Many of them are risking their lives on the front lines of the battle against the coronavirus. They are living up to the ethical standards of their public health calling. The precise phrase “First do no harm” is not really in the original Hippocratic oath. In fact, Hippocrates probably didn’t even write it back in 3 to 5 B.C., when he was a physician. But whoever did jot it down or chisel it established a grand tradition of medicine: “I will use treatment to help the sick according to my ability and judgment.”
They are doing so by the thousands, even though our politicians and other leaders aren’t equipping them with the protective gear necessary to shield them from this invisible but vicious attacker. To those inept klutzes, the ones making our crisis worse, we should walk up to them and say, “Thank you for your DISservice.”
Nevertheless, our doctors, nurses, technicians and ambulance drivers are selflessly trying to restore health to the afflicted. Some of these men and women are forced to improvise when they don’t have the PPE (personal protection equipment) gowns and masks they need. In some cases they have resorted to garbage bags, in the hope that some corrupt supplier won’t gouge them by raising the price of garbage bags.
“Neither will I administer a poison to anybody when asked to do so, nor will I suggest such a course.” That’s also in the Hippocratic oath, which Donald Trump did not take because he is not a physician. But he is out there as president advocating the use of pharmaceuticals that, until they are proven safe and effective, are the equivalent of poison.
Perhaps at his swearing-in he took the “Hypocritic oath.”
Although he claims to care about public safety, he is ignoring the physicians who are combatting this scourge, threatening to prematurely end social distancing, which experts say is the only hope to avoid being struck down as individuals and as a country.

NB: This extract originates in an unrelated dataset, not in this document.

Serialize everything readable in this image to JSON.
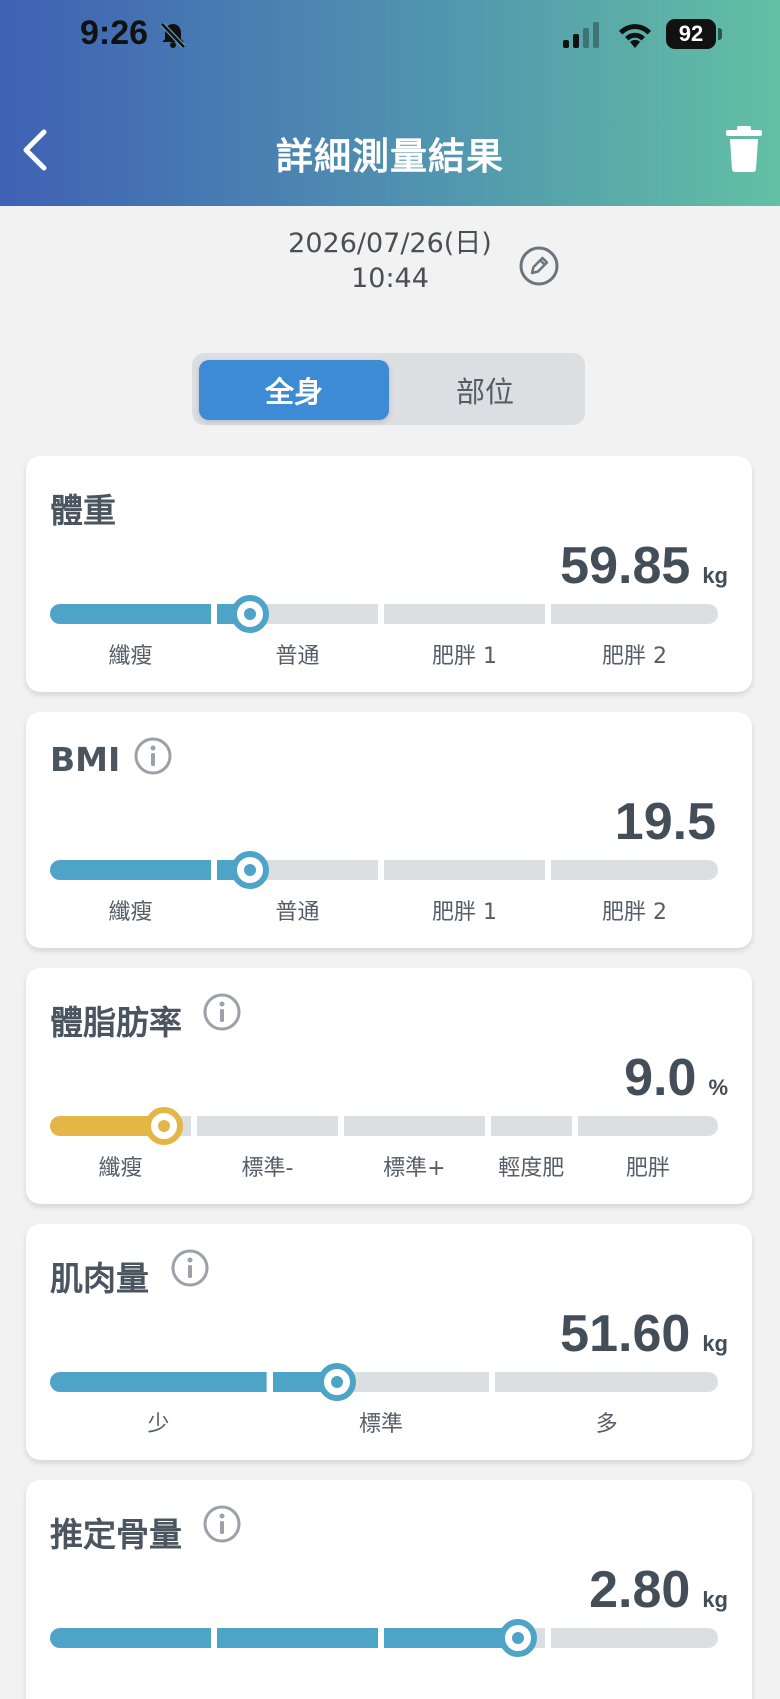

Happily, this nation is governed by a constitution that allows state and local authorities to make such decisions, painful that they are.
Some of them are acting responsibly and shutting down whatever commerce is not essential, and closing schools for the real duration of this crisis. Others, however, are heeding the Trumpian siren call to irresponsibility, and are willingly putting their population in danger.
They would be well advised to recall the Hippocratic oath promise that “I will abstain from all intentional wrong-doing and harm.” Unintentional harm is just as bad, particularly when it’s driven by political opportunism. It’s still harm. The time would be better spent setting up the protective armor our health care first responders need to treat and give comfort to the human casualties of this biological war.
We should say, “Thank you for your service” to every medical protector we encounter. But we can really show our appreciation by insisting that every one of their leaders, up to and including the president, equip them with the tools they need to wage this war.
Bob Franken is an Emmy Award-winning reporter who covered Washington for more than 20 years with CNN. (c) 2020 Bob Franken Distributed by King Features Syndicate, Inc.